When I found the door my mother and I were greeted by a tall young woman in black with a sleek ponytail. She picked up two menus and shows us to a table in the middle of the busy concrete floor.
Opposite the windows, a long, dark wooden bar circled with steel stools faced tables lined up against the windows. I sat down in my metal chair and looked behind me and saw a shining sign showing the words “Port Fonda” with lightbulbs making up the letters. Turning around in my chair even more, the same boar shown on the restaurant’s sign outside looked like it was running across the wall with a shower of arrows coming after it.
One thing I immediately judge about a hispanic restaurant is their chips and salsa. It’s the universal rule of all mexican restaurants.
My mom knows me too well and ordered guacamole with the chips and salsa. The first thing I noticed about it when it arrived was the chips. They were a different color than the Tostitos tortilla chips that I’m accustomed to. They were salmon pink, and thicker too.
Two salsas, one green and one red, were set on the table between us. Lauren told us that the red one was spicier than the other while the green was smokier. I’m usually pretty suspicious of any salsa that isn’t red, but the green, smoky one was really good. The chips were a lot more salty than what I was used to, but all of this seemed a welcome change from your run of the mill chips and salsa.
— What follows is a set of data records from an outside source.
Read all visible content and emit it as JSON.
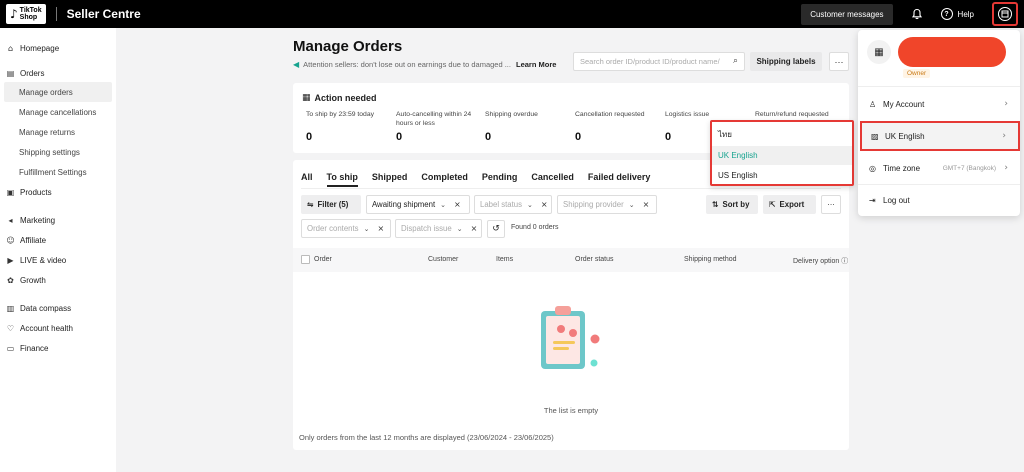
{
  "topbar": {
    "logo_line1": "TikTok",
    "logo_line2": "Shop",
    "app_title": "Seller Centre",
    "customer_messages": "Customer messages",
    "help_label": "Help"
  },
  "sidebar": {
    "homepage": "Homepage",
    "orders": "Orders",
    "orders_sub": [
      "Manage orders",
      "Manage cancellations",
      "Manage returns",
      "Shipping settings",
      "Fulfillment Settings"
    ],
    "products": "Products",
    "marketing": "Marketing",
    "affiliate": "Affiliate",
    "live_video": "LIVE & video",
    "growth": "Growth",
    "data_compass": "Data compass",
    "account_health": "Account health",
    "finance": "Finance"
  },
  "main": {
    "title": "Manage Orders",
    "notice": "Attention sellers: don't lose out on earnings due to damaged ...",
    "learn_more": "Learn More",
    "search_placeholder": "Search order ID/product ID/product name/",
    "shipping_labels": "Shipping labels",
    "more": "···"
  },
  "action_needed": {
    "title": "Action needed",
    "metrics": [
      {
        "label": "To ship by 23:59 today",
        "value": "0"
      },
      {
        "label": "Auto-cancelling within 24 hours or less",
        "value": "0"
      },
      {
        "label": "Shipping overdue",
        "value": "0"
      },
      {
        "label": "Cancellation requested",
        "value": "0"
      },
      {
        "label": "Logistics issue",
        "value": "0"
      },
      {
        "label": "Return/refund requested",
        "value": ""
      }
    ]
  },
  "orders": {
    "tabs": [
      "All",
      "To ship",
      "Shipped",
      "Completed",
      "Pending",
      "Cancelled",
      "Failed delivery"
    ],
    "active_tab": "To ship",
    "filter_label": "Filter",
    "filter_count": "(5)",
    "awaiting_shipment": "Awaiting shipment",
    "label_status": "Label status",
    "shipping_provider": "Shipping provider",
    "order_contents": "Order contents",
    "dispatch_issue": "Dispatch issue",
    "found": "Found 0 orders",
    "sort_by": "Sort by",
    "export": "Export",
    "columns": [
      "Order",
      "Customer",
      "Items",
      "Order status",
      "Shipping method",
      "Delivery option"
    ],
    "empty": "The list is empty",
    "footnote": "Only orders from the last 12 months are displayed (23/06/2024 - 23/06/2025)"
  },
  "language_menu": {
    "options": [
      "ไทย",
      "UK English",
      "US English"
    ],
    "selected": "UK English"
  },
  "account_menu": {
    "owner_badge": "Owner",
    "my_account": "My Account",
    "language": "UK English",
    "time_zone": "Time zone",
    "time_zone_value": "GMT+7 (Bangkok)",
    "log_out": "Log out"
  },
  "colors": {
    "accent_teal": "#17a38f",
    "highlight_red": "#e53935",
    "redaction": "#f0452a"
  }
}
Scanning the menu, I noticed that some of the dishes featured things like octopus. I usually consider myself an adventurous eater, but I decided to take the safe route.
Our waitress described the restaurant as Mexican street food or even Mexican barbeque.
She also told us that the restaurant features a variety of tacos, soups, sandwiches and oven cooked dishes. She added on that her favorite was the Diesmillo, an oven-cooked beef dish. That sounded really good, so I ordered that.
I was watching Pennsylvania Avenue get darker outside the windows and chatting with my mom when the food came. It didn’t take very long at all, only about 10 minutes. My Diesmillo came in a dark red bowl like container set on a white ceramic plate. It had just come out of the oven. Underneath the plate was a container with several small tortillas.
I immediately got to work putting some of the beef and sauce onto a tortilla and wrapping it up. The meat had been slow cooked so it was stringy and tender, almost like barbecued pulled pork. Instead of barbecue sauce, though, a thin dark red sauce along with onions and peppers had been poured over the beef.
After taking my first bite, sauce trickled down the back of my hand from my taco. The meat was tender, the sauce was delicious. I loved the way the tortilla and the beef worked with each other and the sauce. I had never really eaten anything like it before. The sauce was sweeter than anything that I had ever had with beef before and I had never eaten beef cooked like that as far as I can remember. The sweet sauce coupled with flavorful, tender beef along with crisp flour tortilla created a great meal.
My mom and I decided not to stay for dessert. In any case, I felt like I had a good understanding of the kind of restaurant Port Fonda was.
It was a very cool, down to earth restaurant. It was a restaurant where you could find everyone from bearded flannel wearing hipsters to a couple from Prairie Village out for their 23rd anniversary. It was a unique restaurant that gave me a new experience in one of my favorite parts of the city with something for everything, which is something I very much appreciate.